(WHAT YOU WILL DO):
What you return must be every line below that includes the word "button".
━━━━━━━━━━━━━━━━━━━━━━━━━━━━━━
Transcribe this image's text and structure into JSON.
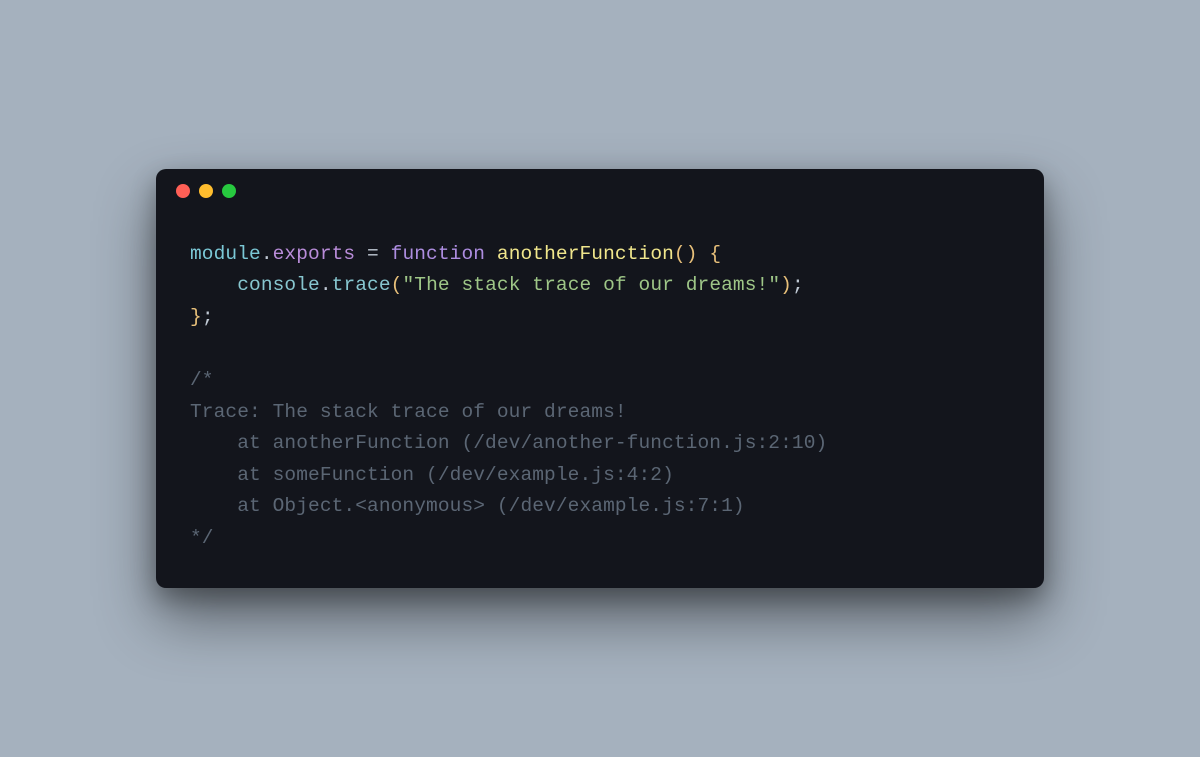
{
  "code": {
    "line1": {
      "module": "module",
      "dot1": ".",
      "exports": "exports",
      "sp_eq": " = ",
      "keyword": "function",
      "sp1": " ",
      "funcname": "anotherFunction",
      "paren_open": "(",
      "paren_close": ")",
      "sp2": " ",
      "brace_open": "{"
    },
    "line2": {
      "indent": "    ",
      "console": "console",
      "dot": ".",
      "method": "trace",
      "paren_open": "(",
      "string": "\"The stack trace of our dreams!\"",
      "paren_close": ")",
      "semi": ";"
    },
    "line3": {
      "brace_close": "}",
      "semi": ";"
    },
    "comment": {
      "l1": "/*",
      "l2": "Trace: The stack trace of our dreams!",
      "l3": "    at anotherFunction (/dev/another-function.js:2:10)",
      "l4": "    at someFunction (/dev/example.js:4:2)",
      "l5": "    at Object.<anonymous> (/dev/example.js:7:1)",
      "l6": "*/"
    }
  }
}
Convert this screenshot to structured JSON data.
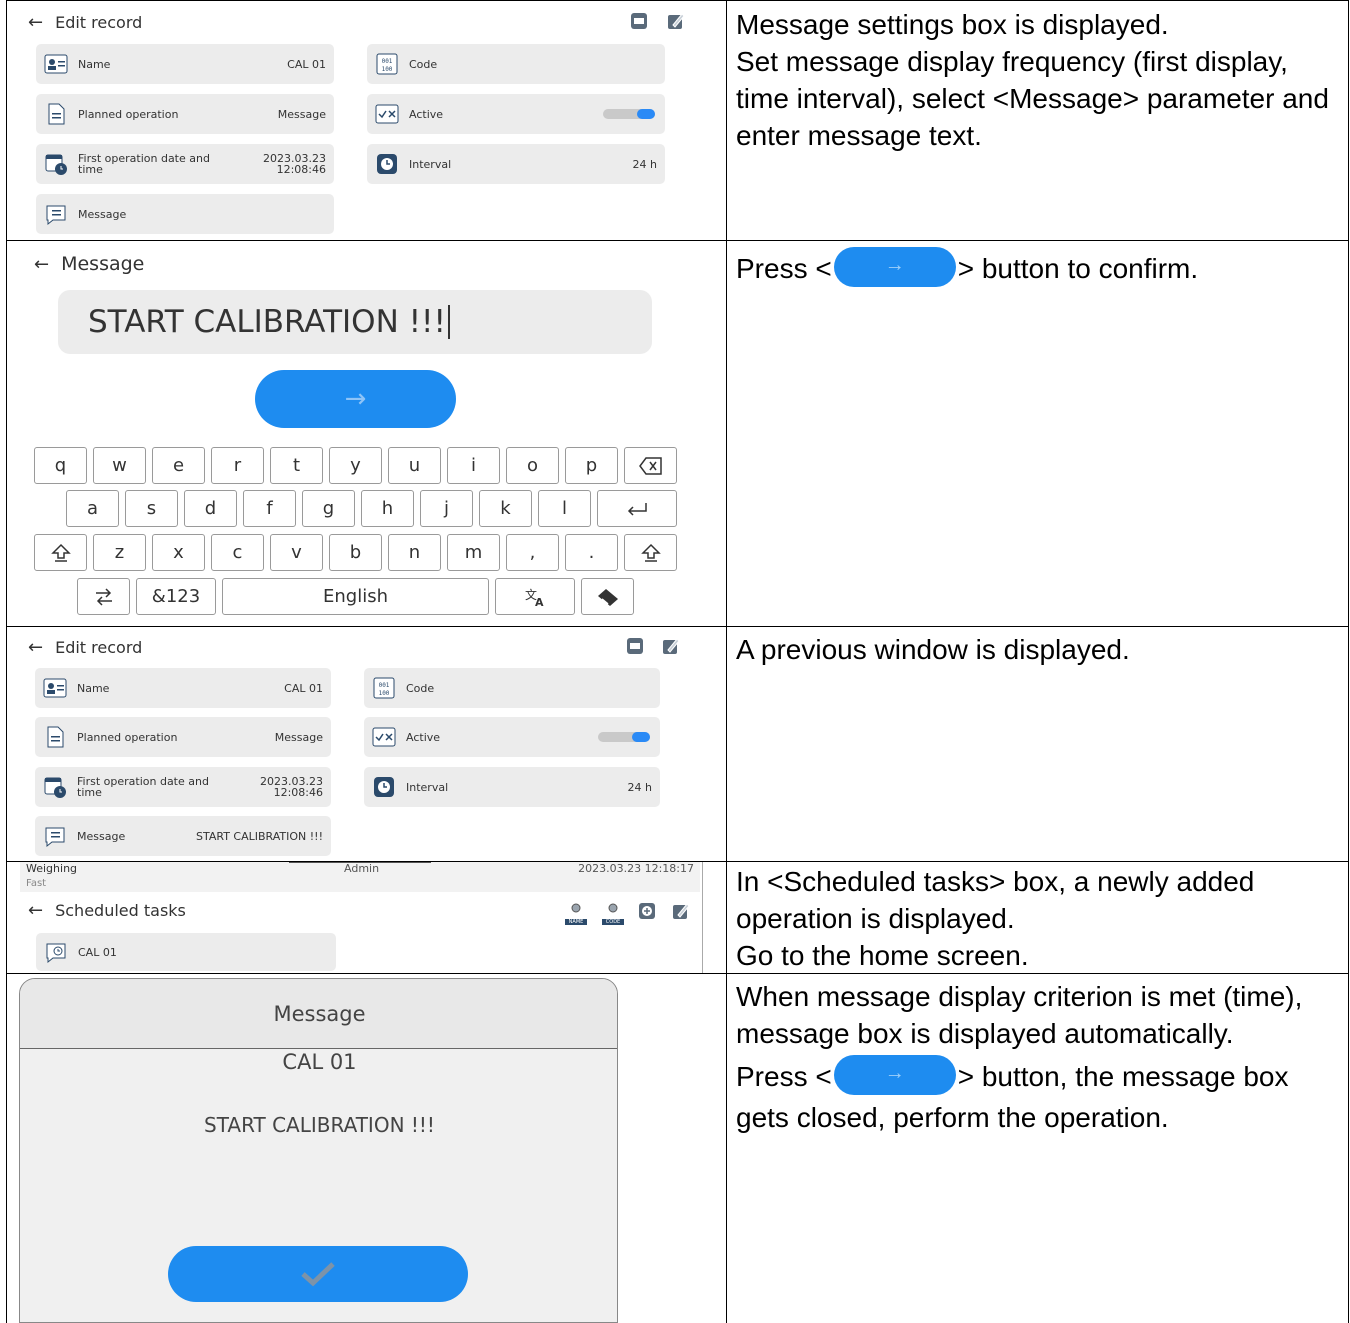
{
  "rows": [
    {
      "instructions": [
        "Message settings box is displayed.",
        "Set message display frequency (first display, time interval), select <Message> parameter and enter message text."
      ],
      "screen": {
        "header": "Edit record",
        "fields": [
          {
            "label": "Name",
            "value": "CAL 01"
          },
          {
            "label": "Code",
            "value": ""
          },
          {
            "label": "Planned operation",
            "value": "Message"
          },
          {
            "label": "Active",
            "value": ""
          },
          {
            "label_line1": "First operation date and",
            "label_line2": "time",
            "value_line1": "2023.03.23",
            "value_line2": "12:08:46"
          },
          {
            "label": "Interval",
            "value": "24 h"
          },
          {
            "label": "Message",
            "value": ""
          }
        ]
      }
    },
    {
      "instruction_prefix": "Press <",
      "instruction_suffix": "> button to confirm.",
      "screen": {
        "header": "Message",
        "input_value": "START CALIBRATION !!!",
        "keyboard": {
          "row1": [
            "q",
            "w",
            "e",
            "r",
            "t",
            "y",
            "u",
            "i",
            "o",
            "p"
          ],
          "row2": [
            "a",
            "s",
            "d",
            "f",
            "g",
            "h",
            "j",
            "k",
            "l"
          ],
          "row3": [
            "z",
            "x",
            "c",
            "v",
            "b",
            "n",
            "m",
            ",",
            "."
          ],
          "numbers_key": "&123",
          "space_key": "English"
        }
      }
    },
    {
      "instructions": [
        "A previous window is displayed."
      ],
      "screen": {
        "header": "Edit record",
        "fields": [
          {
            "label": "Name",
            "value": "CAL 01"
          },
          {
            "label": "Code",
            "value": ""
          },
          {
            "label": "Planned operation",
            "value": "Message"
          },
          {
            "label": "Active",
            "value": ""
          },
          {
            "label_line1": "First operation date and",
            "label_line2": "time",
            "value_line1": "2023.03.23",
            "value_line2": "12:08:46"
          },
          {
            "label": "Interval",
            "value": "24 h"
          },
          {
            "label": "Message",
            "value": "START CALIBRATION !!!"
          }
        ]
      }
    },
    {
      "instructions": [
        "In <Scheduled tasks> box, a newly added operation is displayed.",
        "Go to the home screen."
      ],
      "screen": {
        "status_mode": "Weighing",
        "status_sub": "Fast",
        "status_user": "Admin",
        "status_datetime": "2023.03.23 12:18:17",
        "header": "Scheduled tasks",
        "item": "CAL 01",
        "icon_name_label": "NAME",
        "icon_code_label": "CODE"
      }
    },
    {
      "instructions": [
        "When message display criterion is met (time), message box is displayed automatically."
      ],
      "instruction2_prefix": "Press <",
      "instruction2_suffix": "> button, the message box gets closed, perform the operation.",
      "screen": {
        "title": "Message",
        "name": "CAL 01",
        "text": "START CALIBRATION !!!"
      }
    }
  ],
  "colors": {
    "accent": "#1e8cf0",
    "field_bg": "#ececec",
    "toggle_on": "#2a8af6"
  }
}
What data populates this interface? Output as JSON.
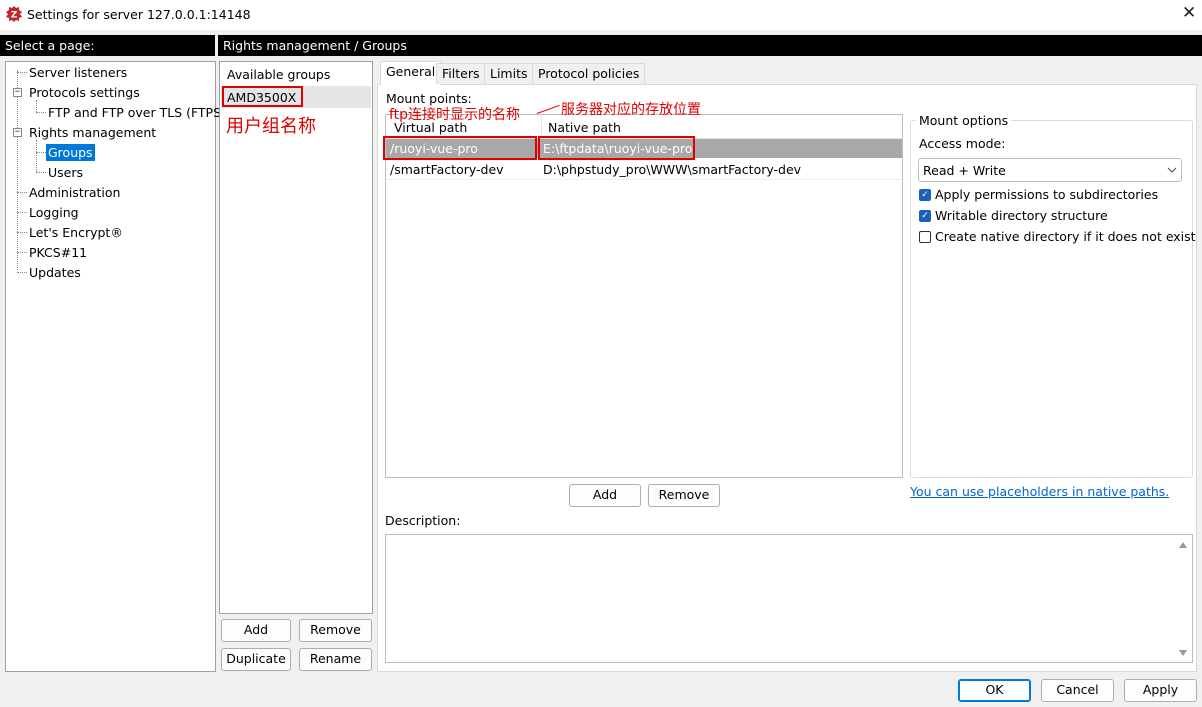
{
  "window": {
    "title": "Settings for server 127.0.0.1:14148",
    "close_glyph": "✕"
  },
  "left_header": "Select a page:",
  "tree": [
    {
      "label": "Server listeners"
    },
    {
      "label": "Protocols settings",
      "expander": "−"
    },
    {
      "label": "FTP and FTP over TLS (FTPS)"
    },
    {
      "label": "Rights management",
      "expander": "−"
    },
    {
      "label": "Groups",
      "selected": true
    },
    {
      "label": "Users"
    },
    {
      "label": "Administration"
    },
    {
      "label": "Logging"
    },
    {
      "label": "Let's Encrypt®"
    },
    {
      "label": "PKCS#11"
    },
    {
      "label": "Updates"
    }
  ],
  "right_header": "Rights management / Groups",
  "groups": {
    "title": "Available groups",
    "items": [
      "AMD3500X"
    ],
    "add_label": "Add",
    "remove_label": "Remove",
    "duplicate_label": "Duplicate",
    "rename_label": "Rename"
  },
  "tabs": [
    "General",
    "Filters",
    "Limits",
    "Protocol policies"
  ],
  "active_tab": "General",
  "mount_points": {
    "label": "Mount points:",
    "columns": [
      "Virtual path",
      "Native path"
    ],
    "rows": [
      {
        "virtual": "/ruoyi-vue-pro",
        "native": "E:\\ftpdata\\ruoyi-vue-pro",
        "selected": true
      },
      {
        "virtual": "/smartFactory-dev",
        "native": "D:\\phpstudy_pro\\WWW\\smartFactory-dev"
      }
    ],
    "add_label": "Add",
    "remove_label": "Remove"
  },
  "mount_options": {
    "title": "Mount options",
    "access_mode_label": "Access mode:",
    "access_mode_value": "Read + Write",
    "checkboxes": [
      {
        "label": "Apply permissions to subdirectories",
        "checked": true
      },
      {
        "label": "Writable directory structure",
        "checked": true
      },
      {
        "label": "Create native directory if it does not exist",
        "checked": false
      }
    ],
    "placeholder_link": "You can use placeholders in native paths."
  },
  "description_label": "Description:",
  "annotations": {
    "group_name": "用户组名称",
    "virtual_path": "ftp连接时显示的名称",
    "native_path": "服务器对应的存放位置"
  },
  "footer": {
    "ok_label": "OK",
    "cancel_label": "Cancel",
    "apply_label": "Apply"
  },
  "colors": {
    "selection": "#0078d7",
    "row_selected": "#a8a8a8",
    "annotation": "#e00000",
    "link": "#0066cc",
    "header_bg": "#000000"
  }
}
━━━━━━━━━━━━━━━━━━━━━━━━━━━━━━
(EXERCISE SOLUTION):
      "instruction_suffix": "> button to confirm.",
      "instruction2_suffix": "> button, the message box gets closed, perform the operation.",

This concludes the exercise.